"Springbok, Ryan Murphy, Fox/Disney Detail 'Project Blitzkrieg,'" by Brent Lang, Variety, July 25, 2021

Springbok Productions, Ryan Murphy, and the 20th Century Fox division of Disney have announced that 2022 will be the launch year for what they are calling, "Project Blitzkrieg," a yearlong campaign in TV and film to tell the story of the late, disgraced David Geffen, and his connections and effects throughout Hollywood. It is a campaign of three TV seasons and a theatrical film, all of which share the same cast members.

The year starts with the latest season of Murphy and Springbok's FX anthology series Feud, to be entitled The House of Mouse. This season will focus on the breakdown of the working relationship between former Disney CEO Michael Eisner and his onetime lieutenant, Jeffrey Katzenberg.
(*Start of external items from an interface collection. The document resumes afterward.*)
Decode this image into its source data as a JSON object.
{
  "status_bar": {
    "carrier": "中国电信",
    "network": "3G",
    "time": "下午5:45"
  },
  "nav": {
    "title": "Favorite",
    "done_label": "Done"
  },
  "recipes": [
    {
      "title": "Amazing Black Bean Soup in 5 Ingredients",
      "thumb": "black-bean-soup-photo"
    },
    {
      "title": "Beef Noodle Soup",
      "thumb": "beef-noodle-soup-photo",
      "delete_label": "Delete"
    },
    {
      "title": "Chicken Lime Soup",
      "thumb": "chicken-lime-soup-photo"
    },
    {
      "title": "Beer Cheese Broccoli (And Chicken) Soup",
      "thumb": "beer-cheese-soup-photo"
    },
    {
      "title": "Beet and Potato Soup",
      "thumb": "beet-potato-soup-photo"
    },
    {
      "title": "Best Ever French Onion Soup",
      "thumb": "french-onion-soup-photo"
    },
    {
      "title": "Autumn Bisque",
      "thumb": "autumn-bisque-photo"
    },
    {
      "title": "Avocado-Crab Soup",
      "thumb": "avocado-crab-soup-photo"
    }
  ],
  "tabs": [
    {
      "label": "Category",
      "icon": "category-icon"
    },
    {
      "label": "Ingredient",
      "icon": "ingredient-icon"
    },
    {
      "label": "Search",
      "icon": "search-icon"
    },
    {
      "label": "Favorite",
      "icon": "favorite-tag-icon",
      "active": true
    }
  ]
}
It chart their relationship from being mentored by legendary businessman Barry Diller, to their initial jobs at the network ABC, their tenure running Paramount Pictures, and their nine-year run as the team in charge of Disney, where they engineered what came to be called the "Disney Renaissance." But in 1994, when Disney President and COO Frank Wells died in a helicopter crash, Eisner refused to name Katzenberg to the post, leading to a bitter rivalry where Katzenberg left, sued for residuals he claimed was owed him, and then founded DreamWorks with Geffen and Steven Spielberg, leading to a long period of conflict and one-upsmanship between the two companies and their CEOs.

Following that is the first of two seasons of Springbok and Murphy's American Crime Story for 2022. The first season, The Devils of Hollywood, details the sordid cabal of sexual misconduct of Harvey Weinstein, Bryan Singer, Kevin Spacey, the founders of Digital Entertainment Network, Gary Goddard, Lou Pearlman, Garth Ancier and David Neuman; a cabal that Geffen aided and abetted the crimes of by helping cover it up and running smear operations against other individuals to distract attention from them, in exchange for getting their loyalty.

At the same time as this, Fox will release the theatrical film The Operator, about the life and career of Geffen, a career built on continually destroying rivals and taking them out to leave himself standing. The film is written and directed by Rian Johnson, the writer and director of Star Wars: The Last Jedi and Knives Out, and co-produced by Johnson's T-Street Productions.

Lastly, the second ACS season, The Talented Mr. Epstein, will cover the sordid crimes and antics of billionaire financier Jeffrey Epstein, who had considerable ties to Geffen and the cabal.